- Reduce stress: Anxiety and stress might prevent your dog from sleeping. Make sure your dog feels comfortable and protected in their sleeping space, and think about incorporating relaxing elements like music or aromatherapy to promote relaxation.
- Address medical issues: If your dog is having difficulties sleeping, there may be a medical problem that has to be addressed. See the veterinarian with your dog to rule out any potential health issues.
When Should You Be Concerned About Your Dog’s Sleeping Habits?
While it’s generally normal for dogs to sleep with their tongues out, there are some situations where it’s important to be concerned and seek veterinary attention. Here are some signs that your dog’s sleeping habits may be cause for concern:
- Change in behavior: If your dog suddenly starts sleeping with their tongue out when they didn’t before, it could be a sign of an underlying medical issue or discomfort.
- Difficulty breathing: If your dog is having trouble breathing, it could be a sign of a serious medical condition such as brachycephalic airway syndrome, which can cause breathing difficulties and other health problems.
- Excessive drooling: If your dog is sleeping with their tongue out and drooling excessively, it could be a sign of dental problems, oral infections, or other health issues.
- Snoring: If your dog is snoring loudly while sleeping with their tongue out, it could be a sign of an obstructed airway, such as in the case of brachycephalic airway syndrome.
- Changes in appetite or drinking: If your dog is sleeping with their tongue out and showing a decrease in appetite or drinking, it could be a sign of dehydration, illness, or other medical issues.
- Discomfort or pain: If your dog is sleeping with their tongue out and displaying signs of discomfort or pain, such as whimpering, restlessness, or reluctance to move, it could be a sign of an injury or medical condition.
Frequently Asked Questions
Is it normal for dogs to sleep with their tongue out?
Yes, it is generally normal for dogs to sleep with their tongues out. It’s a way for them to regulate their body temperature and cool down.
Is it normal for my dog to snore while sleeping with their tongue out?
It’s not uncommon for dogs to snore while sleeping with their tongues out, especially if they have a short snout. However, if the snoring is loud or excessive, it could be a sign of an obstructed airway and may require veterinary attention.
Can certain medications or illnesses cause my dog to sleep with their tongue out?

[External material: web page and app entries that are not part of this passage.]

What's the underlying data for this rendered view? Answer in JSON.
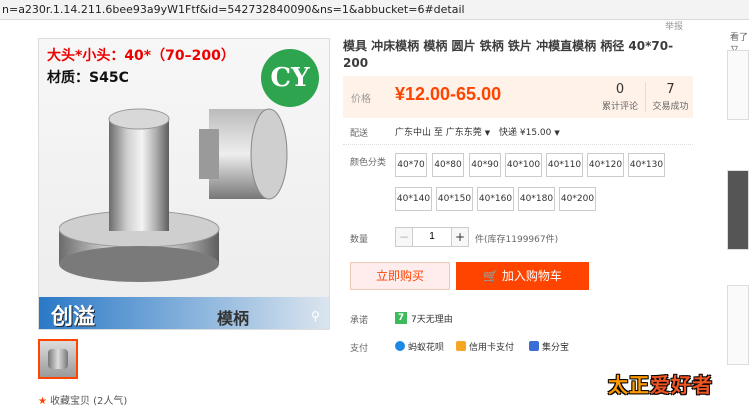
{
  "browser": {
    "url": "n=a230r.1.14.211.6bee93a9yW1Ftf&id=542732840090&ns=1&abbucket=6#detail"
  },
  "report_label": "举报",
  "gallery": {
    "promo_line1": "大头*小头：40*（70–200）",
    "promo_line2": "材质：S45C",
    "logo_text": "CY",
    "band_brand": "创溢",
    "band_label": "模柄"
  },
  "product": {
    "title": "模具 冲床模柄 模柄 圆片 铁柄 铁片 冲模直模柄 柄径 40*70-200",
    "price_label": "价格",
    "price": "¥12.00-65.00",
    "review_count": "0",
    "review_label": "累计评论",
    "sales_count": "7",
    "sales_label": "交易成功",
    "shipping_label": "配送",
    "ship_from": "广东中山 至",
    "ship_to": "广东东莞",
    "ship_method": "快递 ¥15.00",
    "color_label": "颜色分类",
    "sku_options": [
      "40*70",
      "40*80",
      "40*90",
      "40*100",
      "40*110",
      "40*120",
      "40*130",
      "40*140",
      "40*150",
      "40*160",
      "40*180",
      "40*200"
    ],
    "qty_label": "数量",
    "qty_minus": "−",
    "qty_plus": "+",
    "qty_value": "1",
    "stock_text": "件(库存1199967件)",
    "buy_now_label": "立即购买",
    "add_cart_label": "加入购物车",
    "cart_icon": "🛒",
    "promise_label": "承诺",
    "promise_icon": "7",
    "promise_text": "7天无理由",
    "pay_label": "支付",
    "pay_methods": [
      "蚂蚁花呗",
      "信用卡支付",
      "集分宝"
    ],
    "favorite_text": "收藏宝贝 (2人气)",
    "star_icon": "★"
  },
  "sidebar": {
    "label": "看了又"
  },
  "watermark": {
    "part1": "太正",
    "part2": "爱好者"
  }
}
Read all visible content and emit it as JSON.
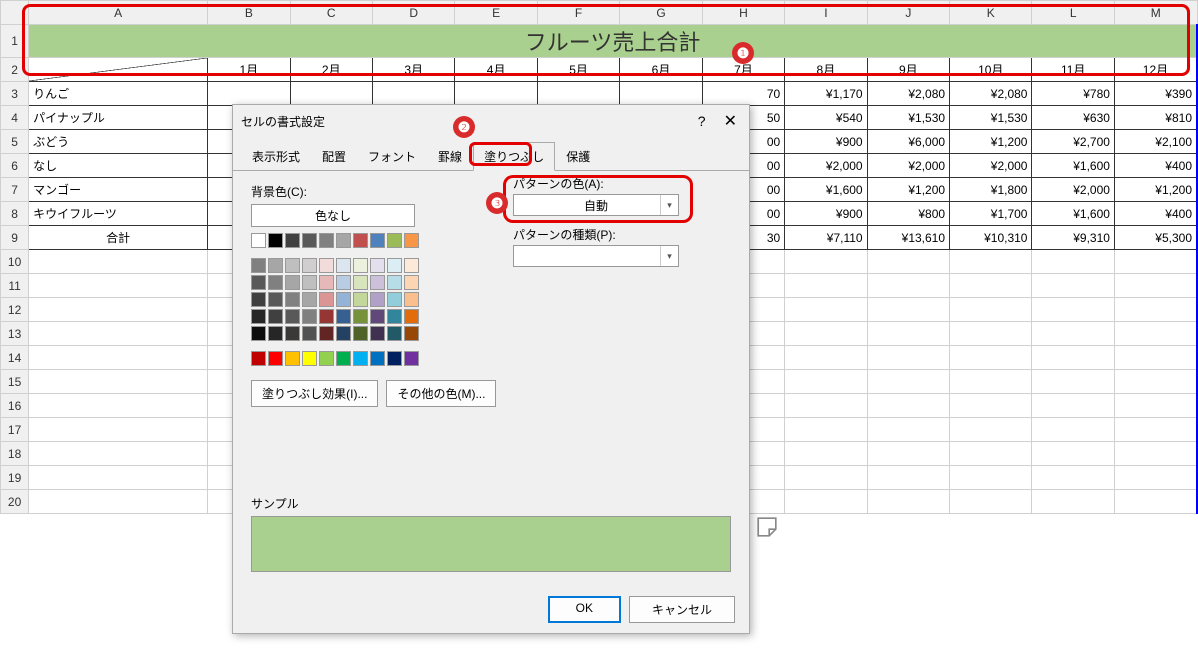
{
  "columns": [
    "A",
    "B",
    "C",
    "D",
    "E",
    "F",
    "G",
    "H",
    "I",
    "J",
    "K",
    "L",
    "M"
  ],
  "title": "フルーツ売上合計",
  "months": [
    "1月",
    "2月",
    "3月",
    "4月",
    "5月",
    "6月",
    "7月",
    "8月",
    "9月",
    "10月",
    "11月",
    "12月"
  ],
  "rows": [
    {
      "label": "りんご",
      "vis": [
        "70",
        "¥1,170",
        "¥2,080",
        "¥2,080",
        "¥780",
        "¥390"
      ]
    },
    {
      "label": "パイナップル",
      "vis": [
        "50",
        "¥540",
        "¥1,530",
        "¥1,530",
        "¥630",
        "¥810"
      ]
    },
    {
      "label": "ぶどう",
      "vis": [
        "00",
        "¥900",
        "¥6,000",
        "¥1,200",
        "¥2,700",
        "¥2,100"
      ]
    },
    {
      "label": "なし",
      "vis": [
        "00",
        "¥2,000",
        "¥2,000",
        "¥2,000",
        "¥1,600",
        "¥400"
      ]
    },
    {
      "label": "マンゴー",
      "vis": [
        "00",
        "¥1,600",
        "¥1,200",
        "¥1,800",
        "¥2,000",
        "¥1,200"
      ]
    },
    {
      "label": "キウイフルーツ",
      "vis": [
        "00",
        "¥900",
        "¥800",
        "¥1,700",
        "¥1,600",
        "¥400"
      ]
    }
  ],
  "total": {
    "label": "合計",
    "partial": "¥",
    "vis": [
      "30",
      "¥7,110",
      "¥13,610",
      "¥10,310",
      "¥9,310",
      "¥5,300"
    ]
  },
  "dialog": {
    "title": "セルの書式設定",
    "tabs": [
      "表示形式",
      "配置",
      "フォント",
      "罫線",
      "塗りつぶし",
      "保護"
    ],
    "bg_label": "背景色(C):",
    "nocolor": "色なし",
    "pattern_color_label": "パターンの色(A):",
    "pattern_color_value": "自動",
    "pattern_type_label": "パターンの種類(P):",
    "effects": "塗りつぶし効果(I)...",
    "more": "その他の色(M)...",
    "sample": "サンプル",
    "ok": "OK",
    "cancel": "キャンセル"
  },
  "palette": {
    "row1": [
      "#ffffff",
      "#000000",
      "#404040",
      "#595959",
      "#808080",
      "#a6a6a6",
      "#c0504d",
      "#4f81bd",
      "#9bbb59",
      "#f79646"
    ],
    "themeRows": [
      [
        "#808080",
        "#a6a6a6",
        "#bfbfbf",
        "#d0cece",
        "#f2dcdb",
        "#dce6f1",
        "#ebf1dd",
        "#e4dfec",
        "#daeef3",
        "#fde9d9"
      ],
      [
        "#595959",
        "#808080",
        "#a6a6a6",
        "#bfbfbf",
        "#e6b8b7",
        "#b8cce4",
        "#d8e4bc",
        "#ccc0da",
        "#b7dee8",
        "#fcd5b4"
      ],
      [
        "#404040",
        "#595959",
        "#808080",
        "#a6a6a6",
        "#da9694",
        "#95b3d7",
        "#c4d79b",
        "#b1a0c7",
        "#92cddc",
        "#fabf8f"
      ],
      [
        "#262626",
        "#404040",
        "#595959",
        "#808080",
        "#963634",
        "#366092",
        "#76933c",
        "#60497a",
        "#31869b",
        "#e26b0a"
      ],
      [
        "#0d0d0d",
        "#262626",
        "#3b3838",
        "#525252",
        "#632523",
        "#244062",
        "#4f6228",
        "#403151",
        "#215967",
        "#974706"
      ]
    ],
    "standard": [
      "#c00000",
      "#ff0000",
      "#ffc000",
      "#ffff00",
      "#92d050",
      "#00b050",
      "#00b0f0",
      "#0070c0",
      "#002060",
      "#7030a0"
    ]
  }
}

Yes, certain medications or illnesses can cause dogs to sleep with their tongues out. For example, if your dog is on medication that causes dry mouth, they may sleep with their tongue out to compensate. Similarly, if your dog has a fever or respiratory infection, they may sleep with their tongue out to help regulate their body temperature.

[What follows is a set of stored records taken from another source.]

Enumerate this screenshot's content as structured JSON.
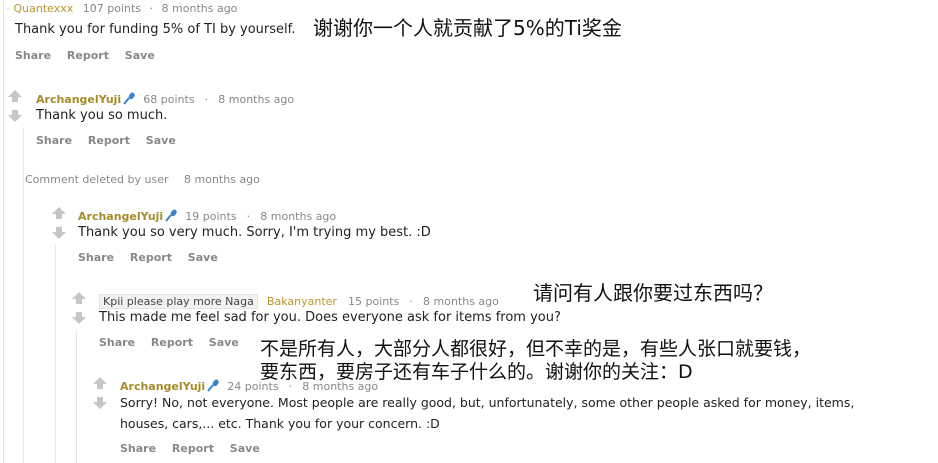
{
  "comment1": {
    "author": "Quantexxx",
    "points": "107 points",
    "sep": "·",
    "time": "8 months ago",
    "body": "Thank you for funding 5% of TI by yourself.",
    "actions": [
      "Share",
      "Report",
      "Save"
    ]
  },
  "comment2": {
    "author": "ArchangelYuji",
    "points": "68 points",
    "sep": "·",
    "time": "8 months ago",
    "body": "Thank you so much.",
    "actions": [
      "Share",
      "Report",
      "Save"
    ]
  },
  "deleted": {
    "label": "Comment deleted by user",
    "time": "8 months ago"
  },
  "comment3": {
    "author": "ArchangelYuji",
    "points": "19 points",
    "sep": "·",
    "time": "8 months ago",
    "body": "Thank you so very much. Sorry, I'm trying my best. :D",
    "actions": [
      "Share",
      "Report",
      "Save"
    ]
  },
  "comment4": {
    "flair": "Kpii please play more Naga",
    "author": "Bakanyanter",
    "points": "15 points",
    "sep": "·",
    "time": "8 months ago",
    "body": "This made me feel sad for you. Does everyone ask for items from you?",
    "actions": [
      "Share",
      "Report",
      "Save"
    ]
  },
  "comment5": {
    "author": "ArchangelYuji",
    "points": "24 points",
    "sep": "·",
    "time": "8 months ago",
    "body_line1": "Sorry! No, not everyone. Most people are really good, but, unfortunately, some other people asked for money, items,",
    "body_line2": "houses, cars,... etc. Thank you for your concern. :D",
    "actions": [
      "Share",
      "Report",
      "Save"
    ]
  },
  "translations": {
    "t1": "谢谢你一个人就贡献了5%的Ti奖金",
    "t2": "请问有人跟你要过东西吗？",
    "t3_line1": "不是所有人，大部分人都很好，但不幸的是，有些人张口就要钱，",
    "t3_line2": "要东西，要房子还有车子什么的。谢谢你的关注：D"
  },
  "colors": {
    "author": "#a58c2a",
    "mic_icon": "#3d86c6",
    "meta": "#888888",
    "vote_arrow": "#c6c6c6"
  }
}
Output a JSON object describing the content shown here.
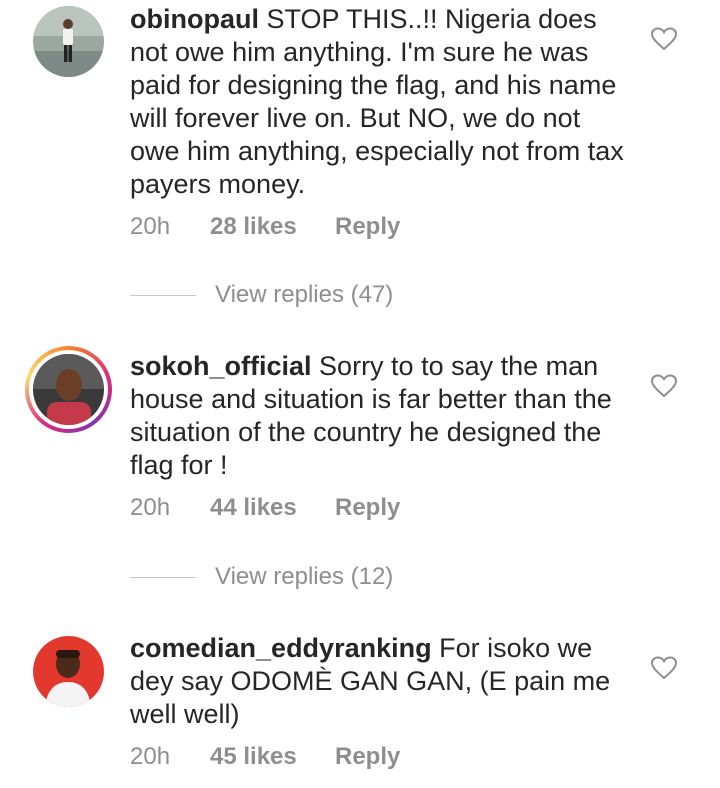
{
  "comments": [
    {
      "username": "obinopaul",
      "text": " STOP THIS..!! Nigeria does not owe him anything. I'm sure he was paid for designing the flag, and his name will forever live on. But NO, we do not owe him anything, especially not from tax payers money.",
      "time": "20h",
      "likes": "28 likes",
      "reply": "Reply",
      "view_replies": "View replies (47)",
      "avatar_icon": "user-photo-standing"
    },
    {
      "username": "sokoh_official",
      "text": " Sorry to to say the man house and situation is far better than the situation of the country he designed the flag for !",
      "time": "20h",
      "likes": "44 likes",
      "reply": "Reply",
      "view_replies": "View replies (12)",
      "avatar_icon": "user-photo-portrait-story-ring"
    },
    {
      "username": "comedian_eddyranking",
      "text": " For isoko we dey say ODOMÈ GAN GAN, (E pain me well well)",
      "time": "20h",
      "likes": "45 likes",
      "reply": "Reply",
      "avatar_icon": "user-photo-portrait"
    }
  ],
  "colors": {
    "text": "#262626",
    "meta": "#8e8e8e",
    "divider": "#c7c7c7"
  }
}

What can I do if my dog is sleeping with their tongue out due to discomfort?
If your dog is sleeping with their tongue out due to discomfort or pain, it’s important to have them evaluated by a veterinarian. Depending on the cause of the discomfort, your vet may recommend pain management medication, physical therapy, or other treatments to help your dog feel more comfortable.

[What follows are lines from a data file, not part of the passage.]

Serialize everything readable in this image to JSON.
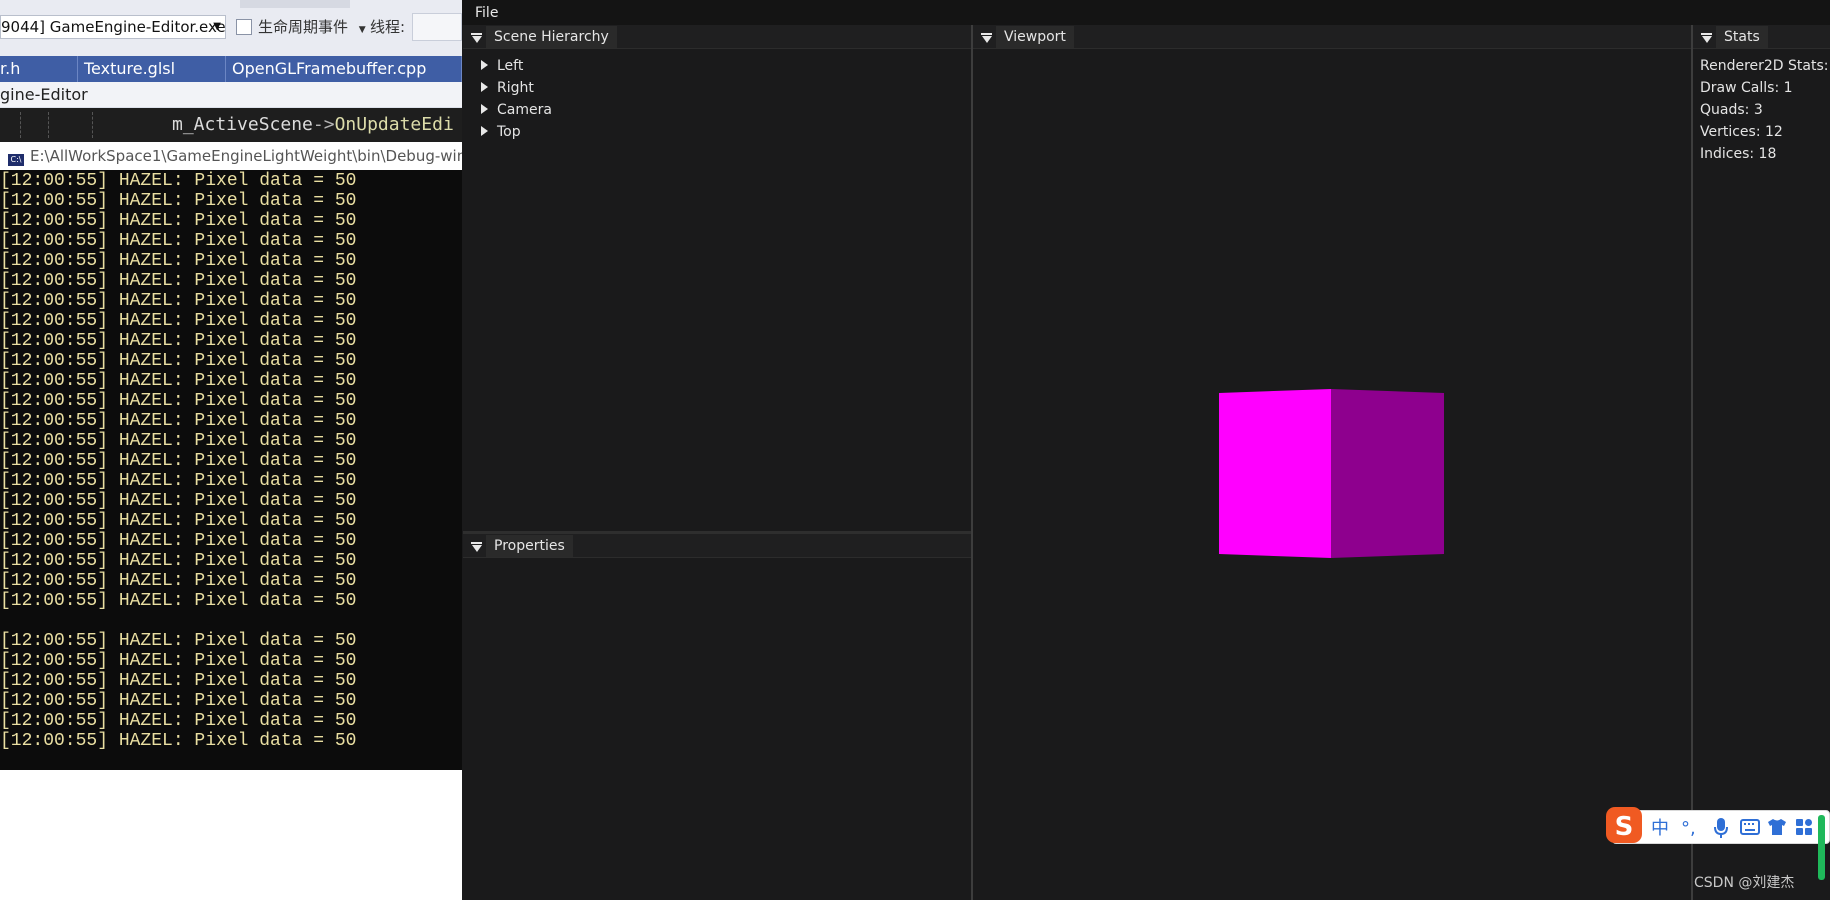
{
  "vs": {
    "process": "9044] GameEngine-Editor.exe",
    "lifecycle": "生命周期事件",
    "thread_label": "线程:",
    "tabs": [
      "r.h",
      "Texture.glsl",
      "OpenGLFramebuffer.cpp"
    ],
    "project": "gine-Editor",
    "code": {
      "object": "m_ActiveScene",
      "arrow": "->",
      "method": "OnUpdateEdi"
    },
    "console_title": "E:\\AllWorkSpace1\\GameEngineLightWeight\\bin\\Debug-win",
    "console_lines_a": [
      "[12:00:55] HAZEL: Pixel data = 50",
      "[12:00:55] HAZEL: Pixel data = 50",
      "[12:00:55] HAZEL: Pixel data = 50",
      "[12:00:55] HAZEL: Pixel data = 50",
      "[12:00:55] HAZEL: Pixel data = 50",
      "[12:00:55] HAZEL: Pixel data = 50",
      "[12:00:55] HAZEL: Pixel data = 50",
      "[12:00:55] HAZEL: Pixel data = 50",
      "[12:00:55] HAZEL: Pixel data = 50",
      "[12:00:55] HAZEL: Pixel data = 50",
      "[12:00:55] HAZEL: Pixel data = 50",
      "[12:00:55] HAZEL: Pixel data = 50",
      "[12:00:55] HAZEL: Pixel data = 50",
      "[12:00:55] HAZEL: Pixel data = 50",
      "[12:00:55] HAZEL: Pixel data = 50",
      "[12:00:55] HAZEL: Pixel data = 50",
      "[12:00:55] HAZEL: Pixel data = 50",
      "[12:00:55] HAZEL: Pixel data = 50",
      "[12:00:55] HAZEL: Pixel data = 50",
      "[12:00:55] HAZEL: Pixel data = 50",
      "[12:00:55] HAZEL: Pixel data = 50",
      "[12:00:55] HAZEL: Pixel data = 50"
    ],
    "console_lines_b": [
      "[12:00:55] HAZEL: Pixel data = 50",
      "[12:00:55] HAZEL: Pixel data = 50",
      "[12:00:55] HAZEL: Pixel data = 50",
      "[12:00:55] HAZEL: Pixel data = 50",
      "[12:00:55] HAZEL: Pixel data = 50",
      "[12:00:55] HAZEL: Pixel data = 50"
    ]
  },
  "editor": {
    "menu": {
      "file": "File"
    },
    "hierarchy": {
      "title": "Scene Hierarchy",
      "entities": [
        "Left",
        "Right",
        "Camera",
        "Top"
      ]
    },
    "properties": {
      "title": "Properties"
    },
    "viewport": {
      "title": "Viewport",
      "cube_colors": {
        "front": "#ff00ff",
        "side": "#8e008e"
      }
    },
    "stats": {
      "title": "Stats",
      "header": "Renderer2D Stats:",
      "draw_calls": "Draw Calls: 1",
      "quads": "Quads: 3",
      "vertices": "Vertices: 12",
      "indices": "Indices: 18"
    }
  },
  "ime": {
    "logo": "S",
    "items": [
      "中",
      "°,",
      "mic-icon",
      "keyboard-icon",
      "shirt-icon",
      "grid-icon"
    ],
    "zh": "中",
    "punct": "°,"
  },
  "watermark": "CSDN @刘建杰"
}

In conclusion, dogs sleeping with their tongues out is generally a normal and harmless behavior. It’s a natural way for dogs to regulate their body temperature and cool down.
However, if your dog is displaying other concerning symptoms or is sleeping with their tongue out due to discomfort or pain, it’s important to seek veterinary attention.
By maintaining your dog’s overall health and addressing any medical issues or stressors, you can help ensure that your furry friend enjoys a good night’s sleep and stays happy and healthy. Remember to always monitor your dog’s sleeping habits and seek professional help if needed.
A retired veterinary technician and full-time dog parent. James knows to serve the community with the best of his knowledge of animal healthcare. He has been working in a known veterinary clinic for quite a few years. He loves reading blogs on pet nutrition and writes unbiased reviews of dog products.